Skip to content

Hello Scala

I remember my first steps in Basic and my first program Hello World. I like staring a journey with new technology using this "old-school" approach for writing Hello World application first which reminds me the old times when computers were something magically for me.

object HelloScala {

  def main(args: Array[String]): Unit = {
    println("Hello Scala !")
public class HelloJava {

    public static void main(String[] args) {
        System.out.println("Hello Java !");

There are a few differences between Java and Scala versions of the application. First of all, you may notice that instead of class, we use a Scala keyword object representing a singleton in Scala. This feature is helpful if you don't need a user to create many instances of one class.

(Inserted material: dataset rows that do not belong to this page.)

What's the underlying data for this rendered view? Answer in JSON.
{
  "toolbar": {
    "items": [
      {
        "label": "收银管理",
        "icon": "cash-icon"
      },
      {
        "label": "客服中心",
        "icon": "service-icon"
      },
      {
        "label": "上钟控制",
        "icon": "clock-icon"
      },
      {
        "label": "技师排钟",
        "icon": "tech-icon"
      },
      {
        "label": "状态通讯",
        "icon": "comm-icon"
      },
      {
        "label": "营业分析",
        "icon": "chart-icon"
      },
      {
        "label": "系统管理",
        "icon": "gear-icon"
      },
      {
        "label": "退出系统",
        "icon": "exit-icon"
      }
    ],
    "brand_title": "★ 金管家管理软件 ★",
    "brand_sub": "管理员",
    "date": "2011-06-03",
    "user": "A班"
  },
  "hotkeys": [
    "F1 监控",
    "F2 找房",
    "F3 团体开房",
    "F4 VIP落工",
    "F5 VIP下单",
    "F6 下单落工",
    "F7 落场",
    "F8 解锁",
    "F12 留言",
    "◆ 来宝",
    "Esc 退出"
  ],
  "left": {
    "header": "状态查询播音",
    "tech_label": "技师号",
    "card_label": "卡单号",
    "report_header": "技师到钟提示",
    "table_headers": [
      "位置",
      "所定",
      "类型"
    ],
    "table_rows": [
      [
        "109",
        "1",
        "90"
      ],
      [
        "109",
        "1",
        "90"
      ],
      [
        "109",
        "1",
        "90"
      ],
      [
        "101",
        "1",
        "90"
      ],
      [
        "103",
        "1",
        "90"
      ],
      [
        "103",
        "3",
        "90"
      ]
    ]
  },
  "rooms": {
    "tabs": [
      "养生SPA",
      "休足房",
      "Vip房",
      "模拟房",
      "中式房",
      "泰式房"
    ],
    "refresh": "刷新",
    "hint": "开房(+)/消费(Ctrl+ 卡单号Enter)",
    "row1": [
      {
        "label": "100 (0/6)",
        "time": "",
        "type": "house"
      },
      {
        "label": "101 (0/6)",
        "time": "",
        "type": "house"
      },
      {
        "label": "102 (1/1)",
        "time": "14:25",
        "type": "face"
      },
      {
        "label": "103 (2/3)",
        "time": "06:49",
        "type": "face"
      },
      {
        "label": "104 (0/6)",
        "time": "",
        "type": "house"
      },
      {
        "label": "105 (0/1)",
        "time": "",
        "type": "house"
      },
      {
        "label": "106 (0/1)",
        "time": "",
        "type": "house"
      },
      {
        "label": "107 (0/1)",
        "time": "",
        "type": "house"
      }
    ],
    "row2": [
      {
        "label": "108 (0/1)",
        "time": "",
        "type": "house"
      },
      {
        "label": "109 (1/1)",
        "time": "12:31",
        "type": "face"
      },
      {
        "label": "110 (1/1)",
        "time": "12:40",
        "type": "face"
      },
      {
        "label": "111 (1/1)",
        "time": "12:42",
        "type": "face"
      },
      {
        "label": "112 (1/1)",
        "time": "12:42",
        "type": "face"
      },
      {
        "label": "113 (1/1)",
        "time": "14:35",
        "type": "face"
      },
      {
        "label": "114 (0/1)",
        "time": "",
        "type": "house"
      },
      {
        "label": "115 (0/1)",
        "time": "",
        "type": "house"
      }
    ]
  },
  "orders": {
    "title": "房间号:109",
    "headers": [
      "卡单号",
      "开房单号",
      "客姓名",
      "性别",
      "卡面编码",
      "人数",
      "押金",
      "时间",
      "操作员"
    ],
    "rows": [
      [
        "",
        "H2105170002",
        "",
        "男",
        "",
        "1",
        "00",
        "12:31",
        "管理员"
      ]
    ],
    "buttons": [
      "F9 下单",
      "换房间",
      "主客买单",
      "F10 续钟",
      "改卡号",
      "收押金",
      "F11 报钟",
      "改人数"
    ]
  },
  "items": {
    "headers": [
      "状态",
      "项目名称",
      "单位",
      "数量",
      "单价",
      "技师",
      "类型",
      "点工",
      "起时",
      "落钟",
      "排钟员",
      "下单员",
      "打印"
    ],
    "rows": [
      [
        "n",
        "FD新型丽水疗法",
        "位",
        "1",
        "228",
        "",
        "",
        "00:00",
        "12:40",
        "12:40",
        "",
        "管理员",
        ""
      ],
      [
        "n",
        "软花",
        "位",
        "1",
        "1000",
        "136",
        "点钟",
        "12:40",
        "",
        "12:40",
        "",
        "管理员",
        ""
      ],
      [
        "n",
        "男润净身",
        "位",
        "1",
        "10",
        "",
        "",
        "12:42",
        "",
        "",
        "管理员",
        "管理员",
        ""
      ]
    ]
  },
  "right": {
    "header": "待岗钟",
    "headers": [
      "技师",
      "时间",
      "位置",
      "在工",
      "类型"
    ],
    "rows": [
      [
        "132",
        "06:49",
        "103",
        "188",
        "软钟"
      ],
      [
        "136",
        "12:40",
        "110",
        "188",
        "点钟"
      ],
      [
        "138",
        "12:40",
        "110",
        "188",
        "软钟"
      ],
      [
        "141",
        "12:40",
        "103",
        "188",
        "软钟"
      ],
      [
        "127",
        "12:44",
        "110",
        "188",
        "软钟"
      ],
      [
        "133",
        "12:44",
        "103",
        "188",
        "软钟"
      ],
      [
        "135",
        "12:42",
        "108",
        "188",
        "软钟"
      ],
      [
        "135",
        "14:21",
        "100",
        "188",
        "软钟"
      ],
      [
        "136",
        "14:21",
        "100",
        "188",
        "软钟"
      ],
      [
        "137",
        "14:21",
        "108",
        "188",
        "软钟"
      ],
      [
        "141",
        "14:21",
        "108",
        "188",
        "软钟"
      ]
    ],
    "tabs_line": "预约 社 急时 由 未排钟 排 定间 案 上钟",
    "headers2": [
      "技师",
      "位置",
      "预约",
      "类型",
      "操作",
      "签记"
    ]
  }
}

The second difference is a keyword def, which defines a method in Scala. In Java, you don't need to specify any special keyword to define a method. The next difference is about defining method parameters in Scala. The type is defined after the variable name with an additional semicolon. Also, the type returned by the method in Scala is defined at the end with type Unit, which is a void equivalent in Java. Finally, we have different method names for printing text to standard output. You may also notice a missing semicolon at the end of the line, which is optional for Scala. At first glance, you may be overwhelmed by the number of differences between these two languages, but I may assure you that you will get used to the new syntax. After some time, you will be able to switch between the languages easily. A good IDE is your friend, and it will help you to adopt this process. The syntax differences in Scala were necessary to convey the functional paradigm.

Back to top